### Your assignment
Where does the string "kind" appear in the material? Copy each line that holds it.

### Data for the task
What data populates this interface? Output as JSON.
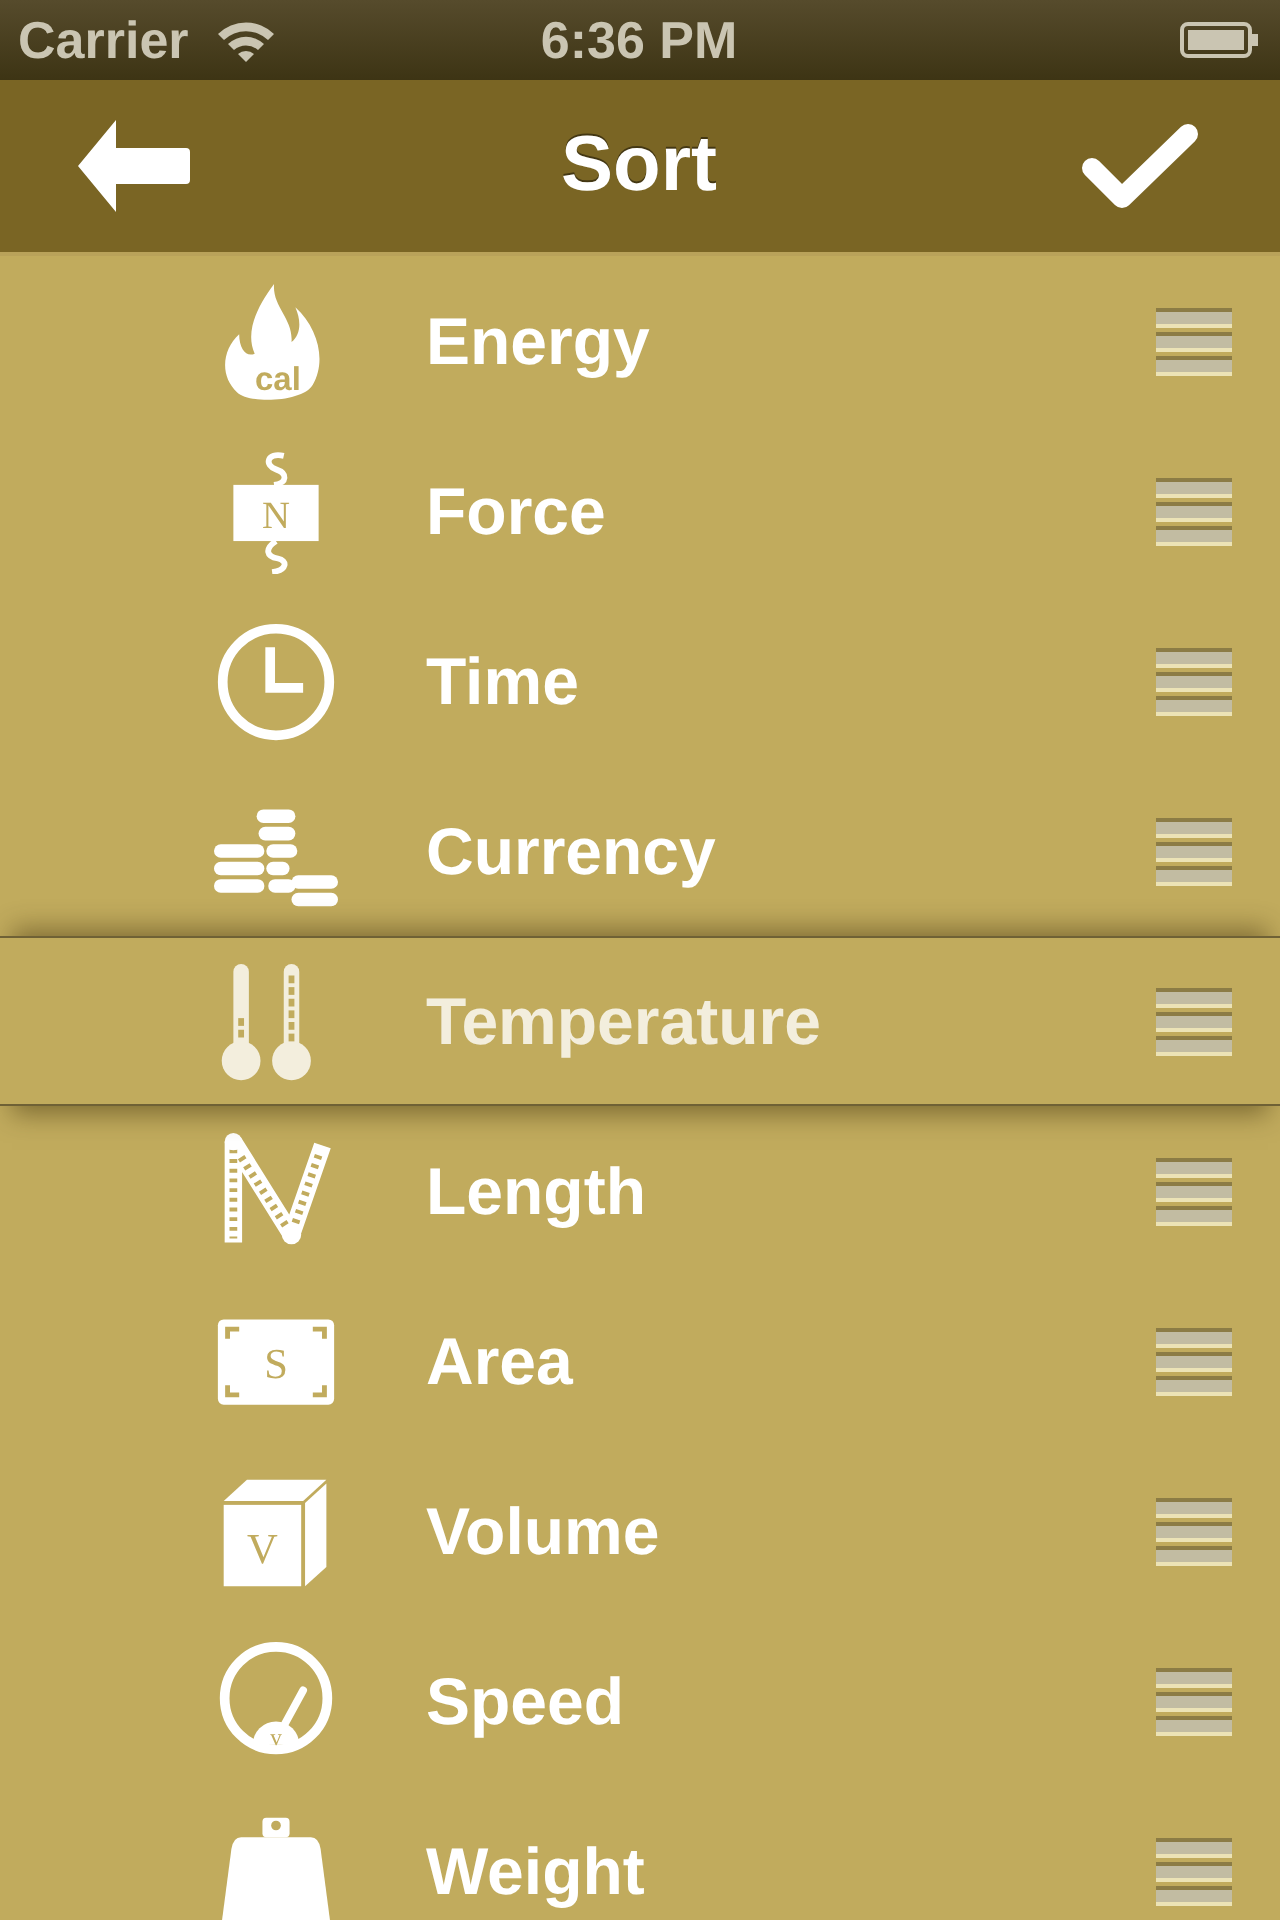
{
  "status_bar": {
    "carrier": "Carrier",
    "time": "6:36 PM"
  },
  "nav_bar": {
    "title": "Sort"
  },
  "rows": [
    {
      "kind": "energy",
      "label": "Energy",
      "icon_label": "cal",
      "dragging": false
    },
    {
      "kind": "force",
      "label": "Force",
      "icon_label": "N",
      "dragging": false
    },
    {
      "kind": "time",
      "label": "Time",
      "dragging": false
    },
    {
      "kind": "currency",
      "label": "Currency",
      "dragging": false
    },
    {
      "kind": "temperature",
      "label": "Temperature",
      "dragging": true
    },
    {
      "kind": "length",
      "label": "Length",
      "dragging": false
    },
    {
      "kind": "area",
      "label": "Area",
      "icon_label": "S",
      "dragging": false
    },
    {
      "kind": "volume",
      "label": "Volume",
      "icon_label": "V",
      "dragging": false
    },
    {
      "kind": "speed",
      "label": "Speed",
      "icon_label": "v",
      "dragging": false
    },
    {
      "kind": "weight",
      "label": "Weight",
      "dragging": false
    }
  ]
}
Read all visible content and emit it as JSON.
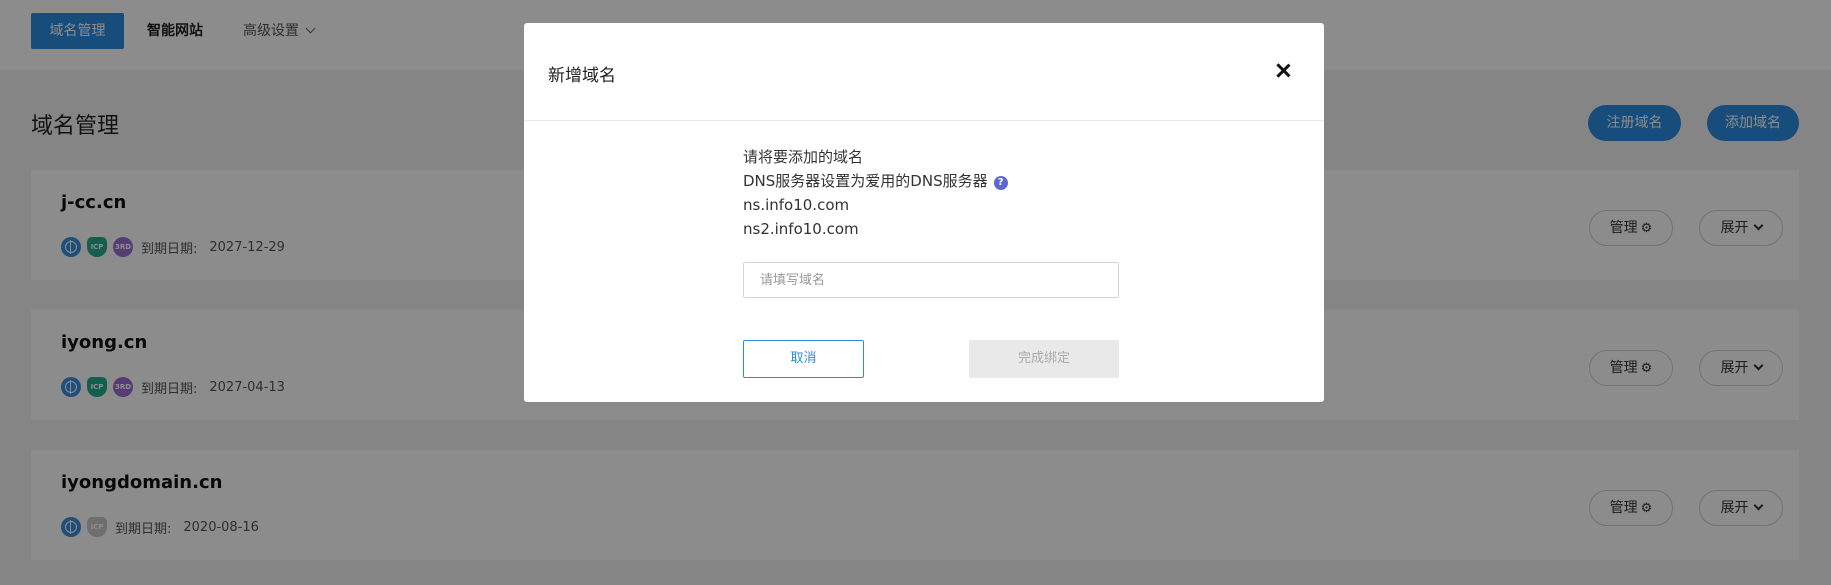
{
  "nav": {
    "items": [
      {
        "label": "域名管理"
      },
      {
        "label": "智能网站"
      },
      {
        "label": "高级设置"
      }
    ]
  },
  "page": {
    "title": "域名管理",
    "register_label": "注册域名",
    "add_label": "添加域名"
  },
  "domains": [
    {
      "name": "j-cc.cn",
      "expiry_label": "到期日期:",
      "expiry_date": "2027-12-29",
      "icp_active": true,
      "has_3rd": true,
      "manage_label": "管理",
      "expand_label": "展开"
    },
    {
      "name": "iyong.cn",
      "expiry_label": "到期日期:",
      "expiry_date": "2027-04-13",
      "icp_active": true,
      "has_3rd": true,
      "manage_label": "管理",
      "expand_label": "展开"
    },
    {
      "name": "iyongdomain.cn",
      "expiry_label": "到期日期:",
      "expiry_date": "2020-08-16",
      "icp_active": false,
      "has_3rd": false,
      "manage_label": "管理",
      "expand_label": "展开"
    }
  ],
  "icons": {
    "globe": "globe-icon",
    "icp": "icp-badge-icon",
    "third": "3rd-badge-icon",
    "icp_text": "ICP",
    "third_text": "3RD",
    "gear": "gear-icon",
    "chevron": "chevron-down-icon",
    "help": "help-icon",
    "close": "close-icon"
  },
  "modal": {
    "title": "新增域名",
    "line1": "请将要添加的域名",
    "line2": "DNS服务器设置为爱用的DNS服务器",
    "ns1": "ns.info10.com",
    "ns2": "ns2.info10.com",
    "input_placeholder": "请填写域名",
    "input_value": "",
    "cancel_label": "取消",
    "finish_label": "完成绑定"
  },
  "colors": {
    "accent": "#2d8ce0",
    "overlay": "rgba(0,0,0,0.45)",
    "icp_active": "#1fae8a",
    "badge_3rd": "#9b6fd1",
    "help": "#5a68d6"
  }
}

### Result
      "kind": "energy",
      "kind": "force",
      "kind": "time",
      "kind": "currency",
      "kind": "temperature",
      "kind": "length",
      "kind": "area",
      "kind": "volume",
      "kind": "speed",
      "kind": "weight",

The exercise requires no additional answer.